What other political science educators are saying about the book...
By compiling the insights of an exceptional career as a dedicated teacher-scholar, Dr. Hershey provides the field with an immensely valuable resource. How I wish it had been available when I first began my own teaching career! It showcases Dr. Hershey's creativity, wisdom, and excellence in the classroom, providing a superb pedagogical model to emulate. But the book also presents approachable, candid, and genuinely hilarious insights that remind its readers that teaching is a lifelong learning experience full of failures, reinventions, and successes. This book will help teachers of all experience levels improve their approach to students, the classroom, and the discipline. I look forward to reading it again before the start of each new school year!
Ian G. Anson
Associate Professor, University of Maryland, Baltimore County
Table of Contents
- What’s the Purpose of Our Undergraduate Teaching?
- How to Put Together a Syllabus
- Know Your Academic Environment
- How to Choose the Readings
- Research Papers and Other Assignments Likely to Promote Learning
- Be Sure to Include “The Rules”
- Suggest (or At Least Identify) Sources of Help
- Preparing Your Lectures
- The Imposter Syndrome
- What Is a Lecture For?
- At What Level Should You Pitch Your Lecture?
- How to Decide What to Talk About in a Lecture
- “But Why Do We Have to Talk About History if This Is a Poli Sci Class?”
- Delivering a Lecture
- The First Day of Class
- A Teacher Walked into a Classroom…
- Presenting the Lecture
- Using Active Learning and Discussion in a Large Lecture Course
- Pacing Your Lecture
- Helping Students with Note-Taking
- Lecturing Online
- Synchronous and Asynchronous Online Teaching
- Guest Speakers
- Handing Back Exams and Papers
- Assessing Your Lecture
- How to Lead a Productive Discussion
- Here’s a Plan for Holding a Discussion Section as Part of a Lecture Course

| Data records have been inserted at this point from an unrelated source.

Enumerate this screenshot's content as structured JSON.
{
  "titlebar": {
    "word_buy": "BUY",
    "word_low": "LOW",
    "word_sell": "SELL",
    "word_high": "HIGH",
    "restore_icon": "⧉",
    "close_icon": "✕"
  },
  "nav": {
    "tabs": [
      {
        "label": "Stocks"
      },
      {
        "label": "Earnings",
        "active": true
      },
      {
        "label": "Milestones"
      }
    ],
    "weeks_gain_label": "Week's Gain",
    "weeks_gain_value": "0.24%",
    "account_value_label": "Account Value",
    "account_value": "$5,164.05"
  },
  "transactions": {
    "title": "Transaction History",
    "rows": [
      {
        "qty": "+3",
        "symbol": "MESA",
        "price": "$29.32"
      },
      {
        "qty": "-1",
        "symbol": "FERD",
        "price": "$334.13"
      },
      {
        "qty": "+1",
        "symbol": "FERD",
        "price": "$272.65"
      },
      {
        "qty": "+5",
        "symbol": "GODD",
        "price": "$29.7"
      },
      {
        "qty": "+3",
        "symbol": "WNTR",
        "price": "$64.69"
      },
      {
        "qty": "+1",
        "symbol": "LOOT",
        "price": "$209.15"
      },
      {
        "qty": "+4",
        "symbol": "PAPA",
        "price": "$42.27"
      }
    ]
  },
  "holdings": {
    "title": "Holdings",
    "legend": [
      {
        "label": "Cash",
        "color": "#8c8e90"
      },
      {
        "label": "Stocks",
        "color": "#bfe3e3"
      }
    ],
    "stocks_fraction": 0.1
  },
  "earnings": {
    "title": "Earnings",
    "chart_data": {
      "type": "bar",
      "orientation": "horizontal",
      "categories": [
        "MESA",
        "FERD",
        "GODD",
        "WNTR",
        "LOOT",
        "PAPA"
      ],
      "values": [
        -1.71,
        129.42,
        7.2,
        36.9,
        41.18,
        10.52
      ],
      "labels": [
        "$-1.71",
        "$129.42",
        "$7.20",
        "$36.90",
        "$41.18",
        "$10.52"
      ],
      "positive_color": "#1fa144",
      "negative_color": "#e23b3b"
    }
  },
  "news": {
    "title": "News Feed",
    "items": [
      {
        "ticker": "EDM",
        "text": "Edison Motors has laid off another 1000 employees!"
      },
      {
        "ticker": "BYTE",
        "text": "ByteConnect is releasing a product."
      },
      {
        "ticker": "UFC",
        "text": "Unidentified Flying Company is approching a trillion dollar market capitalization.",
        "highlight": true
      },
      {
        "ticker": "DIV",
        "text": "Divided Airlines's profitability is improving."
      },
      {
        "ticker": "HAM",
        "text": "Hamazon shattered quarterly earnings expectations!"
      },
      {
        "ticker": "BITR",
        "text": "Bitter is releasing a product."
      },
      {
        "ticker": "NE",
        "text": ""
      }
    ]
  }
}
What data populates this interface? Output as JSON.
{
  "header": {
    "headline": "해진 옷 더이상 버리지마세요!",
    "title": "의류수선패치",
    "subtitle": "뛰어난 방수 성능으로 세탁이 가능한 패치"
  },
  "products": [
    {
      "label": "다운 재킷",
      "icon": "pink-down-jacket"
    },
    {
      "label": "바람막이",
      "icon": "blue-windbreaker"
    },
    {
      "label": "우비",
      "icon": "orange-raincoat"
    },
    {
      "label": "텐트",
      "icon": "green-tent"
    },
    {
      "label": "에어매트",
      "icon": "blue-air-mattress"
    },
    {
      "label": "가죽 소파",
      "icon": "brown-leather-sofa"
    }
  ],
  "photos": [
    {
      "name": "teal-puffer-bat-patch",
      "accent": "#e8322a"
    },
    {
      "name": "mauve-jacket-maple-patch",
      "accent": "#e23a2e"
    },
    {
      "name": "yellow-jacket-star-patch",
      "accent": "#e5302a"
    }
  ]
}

- Other Specific Recommendations for an Effective Discussion
- How Do You Get Students to Talk (Productively)?
- Leading Discussions Online

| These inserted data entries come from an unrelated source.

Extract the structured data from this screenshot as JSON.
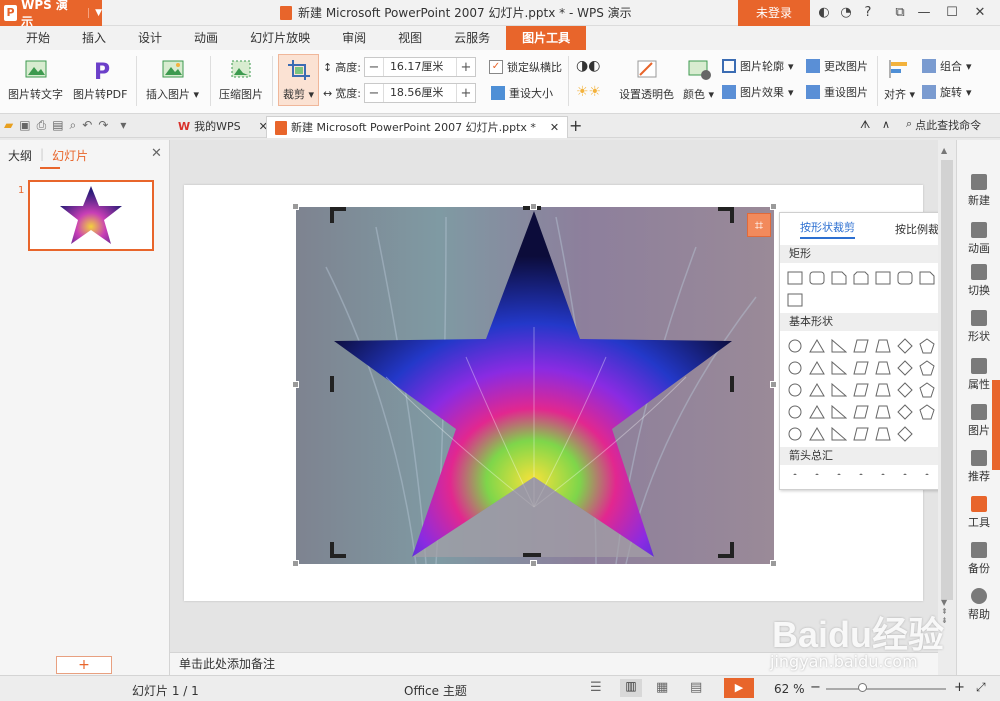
{
  "app": {
    "name": "WPS 演示",
    "login": "未登录"
  },
  "window_title": "新建 Microsoft PowerPoint 2007 幻灯片.pptx * - WPS 演示",
  "ribbon_tabs": [
    "开始",
    "插入",
    "设计",
    "动画",
    "幻灯片放映",
    "审阅",
    "视图",
    "云服务",
    "图片工具"
  ],
  "active_tab": "图片工具",
  "ribbon": {
    "pic_to_text": "图片转文字",
    "pic_to_pdf": "图片转PDF",
    "insert_picture": "插入图片",
    "compress": "压缩图片",
    "crop": "裁剪",
    "height_label": "高度:",
    "height_value": "16.17厘米",
    "width_label": "宽度:",
    "width_value": "18.56厘米",
    "lock_ratio": "锁定纵横比",
    "reset_size": "重设大小",
    "set_transparent": "设置透明色",
    "color": "颜色",
    "pic_outline": "图片轮廓",
    "pic_effect": "图片效果",
    "change_pic": "更改图片",
    "reset_pic": "重设图片",
    "align": "对齐",
    "group": "组合",
    "rotate": "旋转"
  },
  "doc_tabs": {
    "mywps": "我的WPS",
    "current": "新建 Microsoft PowerPoint 2007 幻灯片.pptx *",
    "search": "点此查找命令"
  },
  "left_panel": {
    "tab_outline": "大纲",
    "tab_slides": "幻灯片",
    "slide_number": "1"
  },
  "right_sidebar": [
    "新建",
    "动画",
    "切换",
    "形状",
    "属性",
    "图片",
    "推荐",
    "工具",
    "备份",
    "帮助"
  ],
  "crop_dropdown": {
    "tab_shape": "按形状裁剪",
    "tab_ratio": "按比例裁剪",
    "sec_rect": "矩形",
    "sec_basic": "基本形状",
    "sec_arrows": "箭头总汇"
  },
  "notes_placeholder": "单击此处添加备注",
  "status": {
    "slide": "幻灯片 1 / 1",
    "theme": "Office 主题",
    "zoom": "62 %"
  },
  "colors": {
    "accent": "#e8652b"
  },
  "watermark": {
    "brand": "Baidu经验",
    "url": "jingyan.baidu.com"
  }
}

- Learning Students’ Names
- How to Get Students to Do the Readings
- Teaching While Female, Young, Black, Latino, LGBT, Nonbinary, or…

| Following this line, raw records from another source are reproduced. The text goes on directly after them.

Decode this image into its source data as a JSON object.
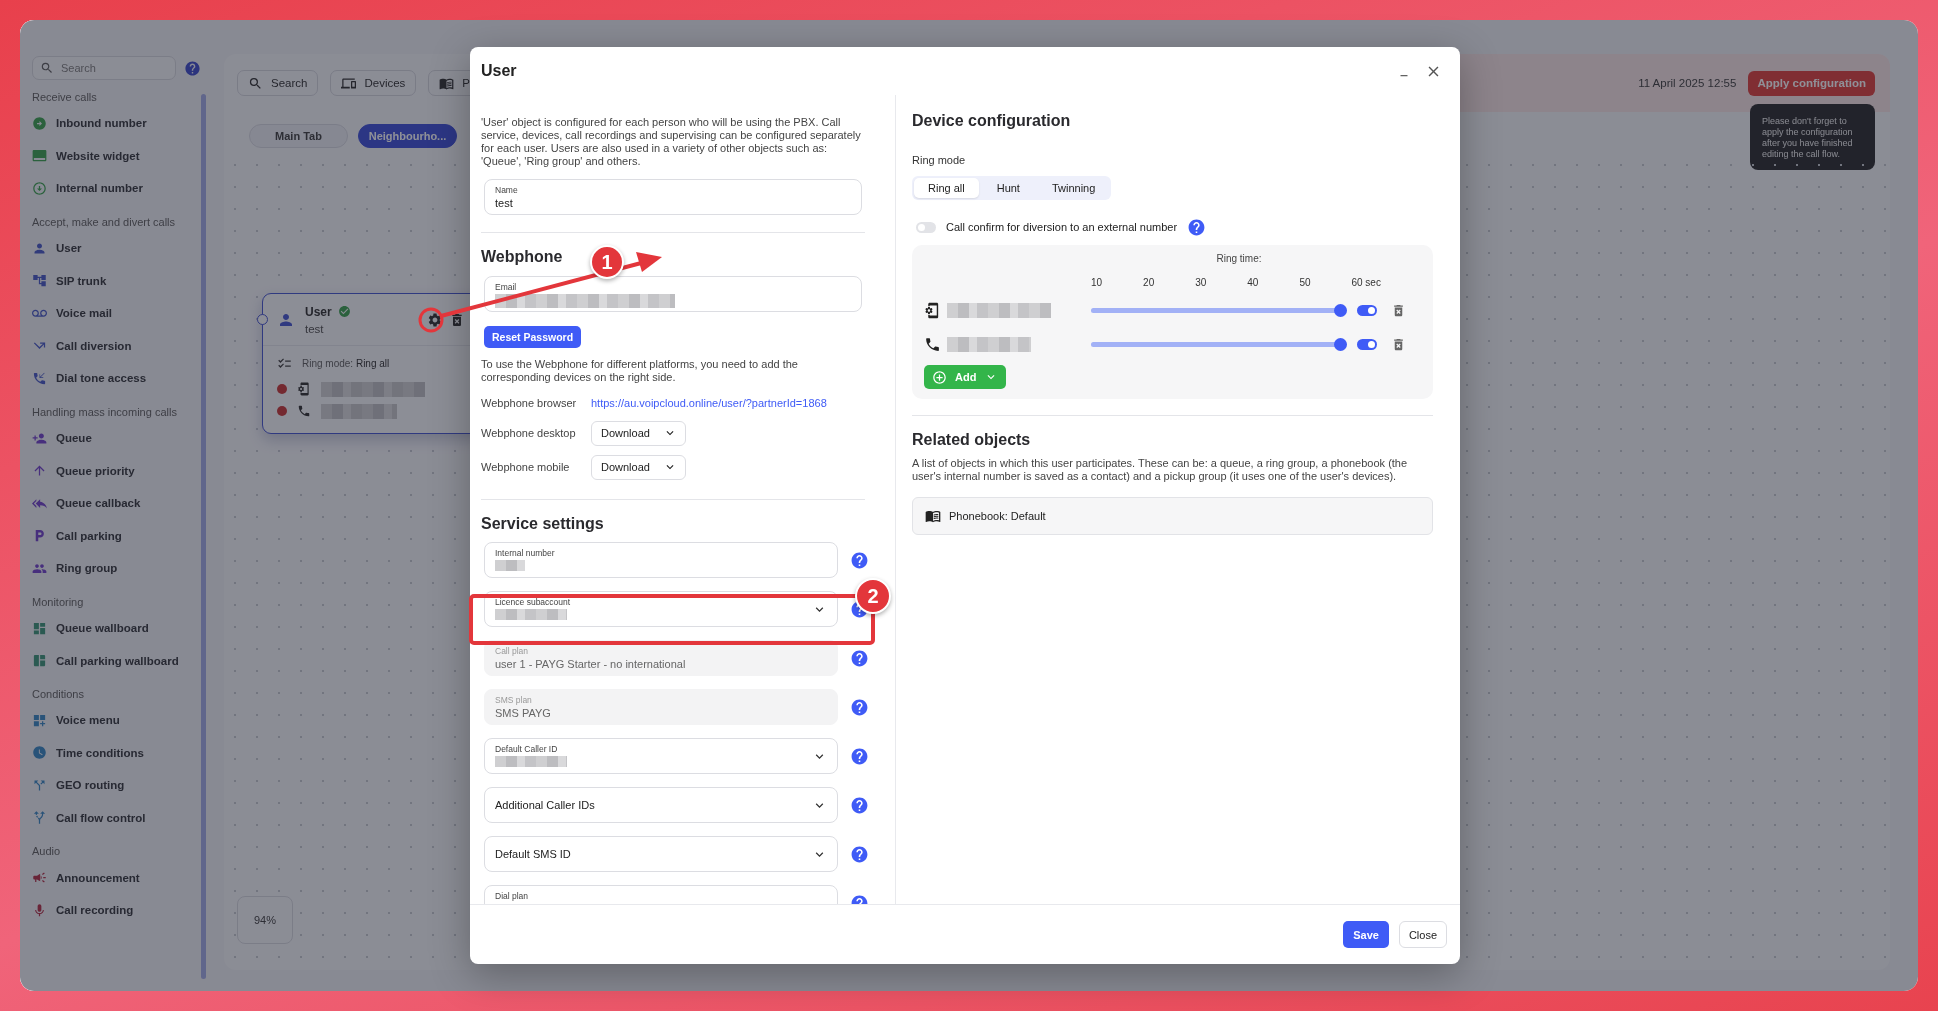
{
  "sidebar": {
    "search": {
      "placeholder": "Search"
    },
    "groups": [
      {
        "title": "Receive calls",
        "items": [
          {
            "label": "Inbound number"
          },
          {
            "label": "Website widget"
          },
          {
            "label": "Internal number"
          }
        ]
      },
      {
        "title": "Accept, make and divert calls",
        "items": [
          {
            "label": "User"
          },
          {
            "label": "SIP trunk"
          },
          {
            "label": "Voice mail"
          },
          {
            "label": "Call diversion"
          },
          {
            "label": "Dial tone access"
          }
        ]
      },
      {
        "title": "Handling mass incoming calls",
        "items": [
          {
            "label": "Queue"
          },
          {
            "label": "Queue priority"
          },
          {
            "label": "Queue callback"
          },
          {
            "label": "Call parking"
          },
          {
            "label": "Ring group"
          }
        ]
      },
      {
        "title": "Monitoring",
        "items": [
          {
            "label": "Queue wallboard"
          },
          {
            "label": "Call parking wallboard"
          }
        ]
      },
      {
        "title": "Conditions",
        "items": [
          {
            "label": "Voice menu"
          },
          {
            "label": "Time conditions"
          },
          {
            "label": "GEO routing"
          },
          {
            "label": "Call flow control"
          }
        ]
      },
      {
        "title": "Audio",
        "items": [
          {
            "label": "Announcement"
          },
          {
            "label": "Call recording"
          }
        ]
      }
    ]
  },
  "toolbar": [
    {
      "label": "Search"
    },
    {
      "label": "Devices"
    },
    {
      "label": "P"
    }
  ],
  "tabs": [
    {
      "label": "Main Tab",
      "selected": false
    },
    {
      "label": "Neighbourho...",
      "selected": true
    }
  ],
  "canvas_node": {
    "title": "User",
    "verified": true,
    "subtitle": "test",
    "ring_mode_label": "Ring mode:",
    "ring_mode": "Ring all",
    "devices": [
      {
        "kind": "sip-phone"
      },
      {
        "kind": "phone"
      }
    ]
  },
  "zoom": "94%",
  "header": {
    "datetime": "11 April 2025 12:55",
    "apply_button": "Apply configuration",
    "tooltip": "Please don't forget to apply the configuration after you have finished editing the call flow."
  },
  "modal": {
    "title": "User",
    "description": "'User' object is configured for each person who will be using the PBX. Call service, devices, call recordings and supervising can be configured separately for each user. Users are also used in a variety of other objects such as: 'Queue', 'Ring group' and others.",
    "name_field": {
      "label": "Name",
      "value": "test"
    },
    "webphone": {
      "heading": "Webphone",
      "email_field": {
        "label": "Email"
      },
      "reset_button": "Reset Password",
      "note": "To use the Webphone for different platforms, you need to add the corresponding devices on the right side.",
      "rows": [
        {
          "label": "Webphone browser",
          "kind": "link",
          "value": "https://au.voipcloud.online/user/?partnerId=1868"
        },
        {
          "label": "Webphone desktop",
          "kind": "dropdown",
          "value": "Download"
        },
        {
          "label": "Webphone mobile",
          "kind": "dropdown",
          "value": "Download"
        }
      ]
    },
    "service": {
      "heading": "Service settings",
      "fields": [
        {
          "label": "Internal number",
          "kind": "text",
          "blurred": true,
          "disabled": false
        },
        {
          "label": "Licence subaccount",
          "kind": "select",
          "blurred": true,
          "disabled": false
        },
        {
          "label": "Call plan",
          "kind": "text",
          "value": "user 1 - PAYG Starter - no international",
          "blurred": false,
          "disabled": true
        },
        {
          "label": "SMS plan",
          "kind": "text",
          "value": "SMS PAYG",
          "blurred": false,
          "disabled": true
        },
        {
          "label": "Default Caller ID",
          "kind": "select",
          "blurred": true,
          "disabled": false
        },
        {
          "label": "Additional Caller IDs",
          "kind": "select",
          "blurred": false,
          "disabled": false
        },
        {
          "label": "Default SMS ID",
          "kind": "select",
          "blurred": false,
          "disabled": false
        },
        {
          "label": "Dial plan",
          "kind": "text",
          "blurred": false,
          "disabled": false
        }
      ]
    },
    "device_config": {
      "heading": "Device configuration",
      "ring_mode_label": "Ring mode",
      "ring_modes": [
        {
          "label": "Ring all",
          "selected": true
        },
        {
          "label": "Hunt",
          "selected": false
        },
        {
          "label": "Twinning",
          "selected": false
        }
      ],
      "call_confirm": {
        "label": "Call confirm for diversion to an external number",
        "on": false
      },
      "ring_time_label": "Ring time:",
      "ticks": [
        "10",
        "20",
        "30",
        "40",
        "50",
        "60 sec"
      ],
      "devices": [
        {
          "kind": "sip-phone",
          "level": 1,
          "on": true
        },
        {
          "kind": "phone",
          "level": 1,
          "on": true
        }
      ],
      "add_button": "Add"
    },
    "related": {
      "heading": "Related objects",
      "description": "A list of objects in which this user participates. These can be: a queue, a ring group, a phonebook (the user's internal number is saved as a contact) and a pickup group (it uses one of the user's devices).",
      "items": [
        {
          "label": "Phonebook: Default"
        }
      ]
    },
    "footer": {
      "save": "Save",
      "close": "Close"
    }
  },
  "annotations": [
    {
      "number": "1"
    },
    {
      "number": "2"
    }
  ]
}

- Grading – the Dark Side of Teaching (and Ways to Make it Easier)
- Deriving Standards for Grading Essays and Papers
- What about Students with Poor Writing Skills?
- Grading on a Curve?
- Identifying and Responding to Cheating and Plagiarism
- Study Guides?
- Extra Credit?
- Non-class Teaching: Supervising Internships, Readings Courses, Honors Theses, Advising Clubs
- Which Opportunities Should You Avoid, and How You Can Do That
- Office Hours
- Safety and Civility – In and Outside of Class
- Preventing Uncivil Behavior
- Resolving Student Complaints
- Civility toward Other Class Members
- Keeping Students Safe
- What to Do about Device Use in Class and Non-Attendance
- A Note about Partisan or Ideological Bias
- Dealing with Students Outside of Class
- Working with Teaching Assistants
- Specifying a TA’s Responsibilities and Opportunities
- Working with Undergraduates as Teaching Assistants
- Student Evaluations
- Demonstrating Your Teaching Effectiveness for Promotion and Tenure
- Assembling a Teaching Portfolio
- If You Need to Increase Your Student Enrollments
- What If You Aren’t in a Tenure-Track Position?
- A Brief Word of Encouragement
- Works Cited